By Paul Anderson
BBC correspondent in Islamabad
Military officials in Pakistan say there has been a fresh attack by Islamic militants on a military camp in the troubled area of South Waziristan.
The military have been accused of not admitting true casualty figures
There has been no word so far on the latest casualties.
The attack follows clashes on Wednesday between militants and Pakistani security forces in which the army said 20 militants were killed.
The escalation of violence in the area comes after tribal militias came under pressure to capture militants.
Militants attacked the camp in Wana, the main town in South Waziristan, in the early hours of Thursday morning using rockets and small arms.
The ensuing exchange of rocket, mortar and gunfire lasted around an hour.
There were no reports of casualties.
Clashes on Wednesday in a different part of the South Waziristan agency left at least 24 people dead.
According to officials, most of them were foreign Islamic militants suspected of having links to al-Qaeda.
However, Pakistan's media are challenging those figures, saying the security forces suffered far higher casualties.
Reports from unidentified security sources in Wana speak of the death of up to 13 military personnel.
The question now is whether the renewed violence will push the army into launching another operation against hundreds of militants and the tribesmen who have been protecting them.
In March more than 120 people were killed, many of them military as well as militants, in the biggest operation launched by the army to sweep up al-Qaeda suspects.

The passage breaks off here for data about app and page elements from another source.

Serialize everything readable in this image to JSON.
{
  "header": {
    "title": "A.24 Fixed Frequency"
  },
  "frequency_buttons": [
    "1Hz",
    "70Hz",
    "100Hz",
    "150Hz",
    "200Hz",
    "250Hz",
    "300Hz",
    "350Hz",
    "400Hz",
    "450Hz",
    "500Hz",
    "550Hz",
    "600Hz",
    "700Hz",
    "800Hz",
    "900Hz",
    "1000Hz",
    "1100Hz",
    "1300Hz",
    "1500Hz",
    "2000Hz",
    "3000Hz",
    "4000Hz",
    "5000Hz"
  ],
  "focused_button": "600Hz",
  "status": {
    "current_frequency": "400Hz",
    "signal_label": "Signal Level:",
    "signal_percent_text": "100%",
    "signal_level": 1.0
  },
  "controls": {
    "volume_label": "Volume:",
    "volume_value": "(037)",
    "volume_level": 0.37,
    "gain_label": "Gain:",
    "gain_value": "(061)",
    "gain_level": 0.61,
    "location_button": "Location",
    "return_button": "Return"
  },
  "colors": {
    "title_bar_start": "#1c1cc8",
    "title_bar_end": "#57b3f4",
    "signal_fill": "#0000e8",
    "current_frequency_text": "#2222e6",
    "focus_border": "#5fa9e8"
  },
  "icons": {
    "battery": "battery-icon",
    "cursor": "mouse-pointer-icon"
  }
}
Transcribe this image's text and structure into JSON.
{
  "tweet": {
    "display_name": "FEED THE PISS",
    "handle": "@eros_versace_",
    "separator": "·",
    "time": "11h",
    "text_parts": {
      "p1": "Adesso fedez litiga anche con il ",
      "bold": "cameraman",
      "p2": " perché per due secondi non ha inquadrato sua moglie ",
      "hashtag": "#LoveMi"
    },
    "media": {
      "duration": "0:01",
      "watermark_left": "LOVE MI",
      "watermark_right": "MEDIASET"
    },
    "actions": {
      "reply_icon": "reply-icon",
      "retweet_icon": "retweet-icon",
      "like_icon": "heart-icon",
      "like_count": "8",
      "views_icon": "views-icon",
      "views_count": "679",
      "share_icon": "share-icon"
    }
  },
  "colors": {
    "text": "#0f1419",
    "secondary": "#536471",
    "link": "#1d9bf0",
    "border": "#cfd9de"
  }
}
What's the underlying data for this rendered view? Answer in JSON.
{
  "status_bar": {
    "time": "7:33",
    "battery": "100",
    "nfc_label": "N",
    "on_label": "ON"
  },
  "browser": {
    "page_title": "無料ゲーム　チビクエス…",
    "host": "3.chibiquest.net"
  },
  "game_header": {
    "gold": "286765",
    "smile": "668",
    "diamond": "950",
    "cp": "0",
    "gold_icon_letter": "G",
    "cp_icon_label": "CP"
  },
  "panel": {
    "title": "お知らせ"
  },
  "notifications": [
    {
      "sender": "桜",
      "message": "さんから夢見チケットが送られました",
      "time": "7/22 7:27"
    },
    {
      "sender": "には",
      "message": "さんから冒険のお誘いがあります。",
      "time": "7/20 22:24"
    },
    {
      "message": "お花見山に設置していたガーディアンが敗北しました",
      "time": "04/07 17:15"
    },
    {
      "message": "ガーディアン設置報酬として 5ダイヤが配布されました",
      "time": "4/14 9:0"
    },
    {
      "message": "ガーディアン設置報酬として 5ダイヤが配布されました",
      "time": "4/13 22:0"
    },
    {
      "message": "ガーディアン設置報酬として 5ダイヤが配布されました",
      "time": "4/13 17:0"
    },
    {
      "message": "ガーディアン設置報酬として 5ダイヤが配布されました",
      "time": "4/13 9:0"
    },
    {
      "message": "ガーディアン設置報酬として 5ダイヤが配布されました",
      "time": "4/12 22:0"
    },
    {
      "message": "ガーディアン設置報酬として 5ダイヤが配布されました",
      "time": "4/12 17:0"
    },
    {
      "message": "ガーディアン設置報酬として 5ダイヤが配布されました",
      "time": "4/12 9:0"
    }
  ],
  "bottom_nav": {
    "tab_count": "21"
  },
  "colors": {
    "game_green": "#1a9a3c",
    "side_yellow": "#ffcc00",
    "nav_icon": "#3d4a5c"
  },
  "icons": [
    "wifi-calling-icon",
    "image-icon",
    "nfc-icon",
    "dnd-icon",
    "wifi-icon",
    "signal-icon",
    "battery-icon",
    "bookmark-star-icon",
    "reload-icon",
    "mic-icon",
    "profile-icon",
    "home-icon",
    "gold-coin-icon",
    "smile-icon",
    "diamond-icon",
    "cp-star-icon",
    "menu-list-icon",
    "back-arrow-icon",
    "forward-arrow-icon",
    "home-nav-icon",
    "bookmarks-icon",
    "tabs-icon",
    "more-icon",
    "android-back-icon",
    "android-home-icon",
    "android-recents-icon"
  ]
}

That was deemed a failure and the army switched to softer tactics, trying to persuade tribes people to hand over foreigners for registration.
So far not a single militant has surrendered.